[Stored records]
-.-.-
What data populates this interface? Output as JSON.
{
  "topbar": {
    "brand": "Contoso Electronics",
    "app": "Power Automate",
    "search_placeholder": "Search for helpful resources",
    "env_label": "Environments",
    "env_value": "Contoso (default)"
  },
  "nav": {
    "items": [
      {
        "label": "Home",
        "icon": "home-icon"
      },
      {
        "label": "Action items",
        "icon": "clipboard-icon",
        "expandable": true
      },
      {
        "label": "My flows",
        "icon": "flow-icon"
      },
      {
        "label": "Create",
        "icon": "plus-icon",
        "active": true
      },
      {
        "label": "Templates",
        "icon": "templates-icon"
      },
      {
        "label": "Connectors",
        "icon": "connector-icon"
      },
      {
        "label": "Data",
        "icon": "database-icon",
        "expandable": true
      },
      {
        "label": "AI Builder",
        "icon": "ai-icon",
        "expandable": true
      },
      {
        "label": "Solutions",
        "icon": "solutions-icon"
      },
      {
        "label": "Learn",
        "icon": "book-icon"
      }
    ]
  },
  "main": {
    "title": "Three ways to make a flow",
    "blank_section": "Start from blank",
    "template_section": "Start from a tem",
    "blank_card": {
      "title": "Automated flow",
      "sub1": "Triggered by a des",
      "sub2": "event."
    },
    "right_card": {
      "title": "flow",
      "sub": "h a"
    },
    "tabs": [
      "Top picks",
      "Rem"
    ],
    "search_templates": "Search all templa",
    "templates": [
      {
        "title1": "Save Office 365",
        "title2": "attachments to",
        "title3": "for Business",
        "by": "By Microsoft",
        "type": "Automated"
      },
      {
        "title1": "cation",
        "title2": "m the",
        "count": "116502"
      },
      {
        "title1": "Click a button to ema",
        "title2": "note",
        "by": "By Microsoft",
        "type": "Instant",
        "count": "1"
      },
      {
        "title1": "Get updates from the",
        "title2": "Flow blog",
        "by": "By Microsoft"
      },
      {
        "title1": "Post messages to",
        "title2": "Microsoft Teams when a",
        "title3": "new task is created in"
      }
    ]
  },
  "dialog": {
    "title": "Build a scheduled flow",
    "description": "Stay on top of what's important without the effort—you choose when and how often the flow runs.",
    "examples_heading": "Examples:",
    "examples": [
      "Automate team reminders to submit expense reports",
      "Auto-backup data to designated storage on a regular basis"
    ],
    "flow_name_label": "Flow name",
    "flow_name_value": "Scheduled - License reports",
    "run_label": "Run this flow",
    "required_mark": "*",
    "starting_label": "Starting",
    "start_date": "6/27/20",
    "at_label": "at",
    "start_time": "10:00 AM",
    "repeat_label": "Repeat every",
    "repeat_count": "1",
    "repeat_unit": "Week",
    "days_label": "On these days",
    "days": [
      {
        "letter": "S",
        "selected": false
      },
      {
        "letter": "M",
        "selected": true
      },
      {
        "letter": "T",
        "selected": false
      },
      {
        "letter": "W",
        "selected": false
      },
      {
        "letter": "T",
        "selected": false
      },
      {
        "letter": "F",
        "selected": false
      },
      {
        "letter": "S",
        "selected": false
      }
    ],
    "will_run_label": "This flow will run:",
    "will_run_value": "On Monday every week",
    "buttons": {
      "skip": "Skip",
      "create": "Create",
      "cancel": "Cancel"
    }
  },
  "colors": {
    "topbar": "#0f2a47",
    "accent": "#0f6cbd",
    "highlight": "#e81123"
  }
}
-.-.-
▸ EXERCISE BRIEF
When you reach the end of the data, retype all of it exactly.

▸ SOLUTION FOR THIS EXERCISE
What data populates this interface? Output as JSON.
{
  "topbar": {
    "brand": "Contoso Electronics",
    "app": "Power Automate",
    "search_placeholder": "Search for helpful resources",
    "env_label": "Environments",
    "env_value": "Contoso (default)"
  },
  "nav": {
    "items": [
      {
        "label": "Home",
        "icon": "home-icon"
      },
      {
        "label": "Action items",
        "icon": "clipboard-icon",
        "expandable": true
      },
      {
        "label": "My flows",
        "icon": "flow-icon"
      },
      {
        "label": "Create",
        "icon": "plus-icon",
        "active": true
      },
      {
        "label": "Templates",
        "icon": "templates-icon"
      },
      {
        "label": "Connectors",
        "icon": "connector-icon"
      },
      {
        "label": "Data",
        "icon": "database-icon",
        "expandable": true
      },
      {
        "label": "AI Builder",
        "icon": "ai-icon",
        "expandable": true
      },
      {
        "label": "Solutions",
        "icon": "solutions-icon"
      },
      {
        "label": "Learn",
        "icon": "book-icon"
      }
    ]
  },
  "main": {
    "title": "Three ways to make a flow",
    "blank_section": "Start from blank",
    "template_section": "Start from a tem",
    "blank_card": {
      "title": "Automated flow",
      "sub1": "Triggered by a des",
      "sub2": "event."
    },
    "right_card": {
      "title": "flow",
      "sub": "h a"
    },
    "tabs": [
      "Top picks",
      "Rem"
    ],
    "search_templates": "Search all templa",
    "templates": [
      {
        "title1": "Save Office 365",
        "title2": "attachments to",
        "title3": "for Business",
        "by": "By Microsoft",
        "type": "Automated"
      },
      {
        "title1": "cation",
        "title2": "m the",
        "count": "116502"
      },
      {
        "title1": "Click a button to ema",
        "title2": "note",
        "by": "By Microsoft",
        "type": "Instant",
        "count": "1"
      },
      {
        "title1": "Get updates from the",
        "title2": "Flow blog",
        "by": "By Microsoft"
      },
      {
        "title1": "Post messages to",
        "title2": "Microsoft Teams when a",
        "title3": "new task is created in"
      }
    ]
  },
  "dialog": {
    "title": "Build a scheduled flow",
    "description": "Stay on top of what's important without the effort—you choose when and how often the flow runs.",
    "examples_heading": "Examples:",
    "examples": [
      "Automate team reminders to submit expense reports",
      "Auto-backup data to designated storage on a regular basis"
    ],
    "flow_name_label": "Flow name",
    "flow_name_value": "Scheduled - License reports",
    "run_label": "Run this flow",
    "required_mark": "*",
    "starting_label": "Starting",
    "start_date": "6/27/20",
    "at_label": "at",
    "start_time": "10:00 AM",
    "repeat_label": "Repeat every",
    "repeat_count": "1",
    "repeat_unit": "Week",
    "days_label": "On these days",
    "days": [
      {
        "letter": "S",
        "selected": false
      },
      {
        "letter": "M",
        "selected": true
      },
      {
        "letter": "T",
        "selected": false
      },
      {
        "letter": "W",
        "selected": false
      },
      {
        "letter": "T",
        "selected": false
      },
      {
        "letter": "F",
        "selected": false
      },
      {
        "letter": "S",
        "selected": false
      }
    ],
    "will_run_label": "This flow will run:",
    "will_run_value": "On Monday every week",
    "buttons": {
      "skip": "Skip",
      "create": "Create",
      "cancel": "Cancel"
    }
  },
  "colors": {
    "topbar": "#0f2a47",
    "accent": "#0f6cbd",
    "highlight": "#e81123"
  }
}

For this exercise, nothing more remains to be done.